Nevada High Court Firmly Establishes the Enforceability of Class Action Waivers in Employment Contracts

By XobeeAdmin on October 8, 2015 in Legal Update

In a unanimous decision on September 24, 2015, the Supreme Court of Nevada ruled that federal law and U.S Supreme Court precedent broadly mandate the enforcement of arbitration agreements and class action waivers in employment contracts. Tallman v. Eighth Judicial Dist. Ct., 131 Nev. Adv. Op. No. 71 (Sept. 24, 2015). With this decision, the Nevada high court has made it much more difficult for employees to circumvent an employer’s arbitration agreement and class action waiver.

In Tallman, the plaintiffs filed a class action complaint against their employer for unpaid minimum and overtime wages. However, at the beginning of their employment the plaintiffs had signed a long-form agreement to arbitrate and waive class and collective action for any and all disputes arising from their employment. Therefore, when the employer asserted that the plaintiffs’ claims had to be arbitrated on an individual basis, the trial court agreed, denied class certification, and ordered individual arbitration of the plaintiffs’ claims. The plaintiffs appealed and the Supreme Court of Nevada upheld the trial court’s ruling, compelling individualized arbitration.

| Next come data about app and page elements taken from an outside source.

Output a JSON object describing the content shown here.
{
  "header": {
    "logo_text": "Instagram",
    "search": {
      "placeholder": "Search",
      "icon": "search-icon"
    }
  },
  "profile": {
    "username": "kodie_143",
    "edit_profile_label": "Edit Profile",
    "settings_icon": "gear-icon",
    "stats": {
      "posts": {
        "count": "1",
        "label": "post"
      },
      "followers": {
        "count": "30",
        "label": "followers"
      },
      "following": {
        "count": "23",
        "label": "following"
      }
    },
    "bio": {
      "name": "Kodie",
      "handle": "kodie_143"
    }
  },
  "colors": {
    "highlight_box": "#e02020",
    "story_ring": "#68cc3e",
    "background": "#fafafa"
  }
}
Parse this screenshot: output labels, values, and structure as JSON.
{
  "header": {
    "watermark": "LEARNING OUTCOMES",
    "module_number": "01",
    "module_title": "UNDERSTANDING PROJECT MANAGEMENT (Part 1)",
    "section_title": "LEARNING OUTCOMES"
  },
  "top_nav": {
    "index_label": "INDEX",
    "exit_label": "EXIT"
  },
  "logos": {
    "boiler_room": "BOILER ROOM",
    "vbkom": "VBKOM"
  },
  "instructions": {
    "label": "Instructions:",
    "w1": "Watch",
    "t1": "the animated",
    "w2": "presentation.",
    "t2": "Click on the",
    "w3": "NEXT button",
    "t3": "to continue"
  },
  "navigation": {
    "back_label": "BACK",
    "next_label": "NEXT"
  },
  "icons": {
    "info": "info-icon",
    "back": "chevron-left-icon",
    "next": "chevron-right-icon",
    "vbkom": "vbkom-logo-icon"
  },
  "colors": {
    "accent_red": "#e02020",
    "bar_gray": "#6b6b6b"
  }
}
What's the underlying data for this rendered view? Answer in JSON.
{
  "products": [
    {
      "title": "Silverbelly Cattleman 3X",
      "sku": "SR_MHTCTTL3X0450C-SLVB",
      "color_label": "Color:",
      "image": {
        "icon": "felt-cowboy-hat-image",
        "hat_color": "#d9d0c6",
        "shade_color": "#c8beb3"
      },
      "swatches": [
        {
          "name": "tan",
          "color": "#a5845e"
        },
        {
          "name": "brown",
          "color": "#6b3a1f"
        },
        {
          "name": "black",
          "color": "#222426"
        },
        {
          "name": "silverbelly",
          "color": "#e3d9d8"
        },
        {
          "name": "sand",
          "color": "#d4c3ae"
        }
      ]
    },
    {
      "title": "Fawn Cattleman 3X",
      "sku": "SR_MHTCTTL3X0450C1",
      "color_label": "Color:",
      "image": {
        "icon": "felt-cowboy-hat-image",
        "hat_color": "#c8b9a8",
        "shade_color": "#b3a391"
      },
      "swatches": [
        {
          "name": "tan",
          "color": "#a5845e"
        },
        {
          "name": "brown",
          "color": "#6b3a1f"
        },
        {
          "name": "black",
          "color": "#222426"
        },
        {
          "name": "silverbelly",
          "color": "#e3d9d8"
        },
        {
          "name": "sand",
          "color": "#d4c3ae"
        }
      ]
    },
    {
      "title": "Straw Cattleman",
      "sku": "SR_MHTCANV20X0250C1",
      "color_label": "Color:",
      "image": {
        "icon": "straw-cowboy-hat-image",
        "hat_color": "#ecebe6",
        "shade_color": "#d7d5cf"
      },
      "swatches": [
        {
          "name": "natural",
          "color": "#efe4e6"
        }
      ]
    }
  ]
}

The plaintiffs raised multiple arguments for invalidating the class action waivers they signed, none of which persuaded the Court. First, their employer failed to sign the long-form agreements. The Court responded that the enforceability of an arbitration agreement and class action waiver is not contingent on being signed by the party seeking enforcement. Nevada law requires that an arbitration agreement be contained in a written record, but does not require that the record be signed by the parties.

Next, the plaintiffs argued that the agreements should be set aside based on considerations of Nevada public policy that were previously endorsed by the Nevada Supreme Court in Picardi v. Eighth Judicial Dist. Ct., 127 Nev. 106 (2011). In that case, the Court held that if a class action waiver in a consumer contract “precludes any form of class action relief, it is contrary to public policy and is therefore unenforceable.” This public policy was based on the fact that many consumer class actions are initiated on behalf of class members whose individual claims are too small to be litigated individually. In such cases, denying class action is tantamount to denying any and all forms of relief to the class members.

However, in response to the plaintiffs’ public policy argument, the Nevada Supreme Court expressly recognized that its decision in Picardi had since been invalidated by the U.S. Supreme Court’s decision in AT&T Mobility LLC v.Concepcion, 563 U.S. 333 (2011). There, the U.S. Supreme Court held that state courts must enforce arbitration agreements and class action waivers based on general contract principles, and therefore cannot set such agreements aside on the basis of state public policy considerations.

The Nevada Supreme Court recognized that the class action waiver at issue in Tallman might prevent many potential class members from receiving any relief due to the small value of their individual claims. The Court also acknowledged that this may inhibit the class members’ ability to enforce their fundamental, constitutional right to minimum wage. However, the Court ultimately upheld the waiver, finding that under general principles of contract law, it was a valid and enforceable agreement.

What This Means for Nevada Employers

This decision should come as welcome news to employers who wish to resolve employment-related disputes with their employees through individualized arbitration proceedings. The Nevada Supreme Court’s decision in Tallman provides a strong presumption in favor of the enforceability of arbitration agreements and class action waivers in employment contracts.

Employers who do not currently include arbitration agreements and class action waivers in all employment contracts should strongly consider it. However, if such provisions are included, the contract should also contain a severability clause to save the remainder of the agreement should any individual provisions be held invalid. Also, even though the agreements in this case were not fully signed, it is still recommended that employers make sure to keep a record of a fully signed agreement. Employers who are unsure about the legality or enforceability of any terms of their employment contracts should seek advice from legal counsel.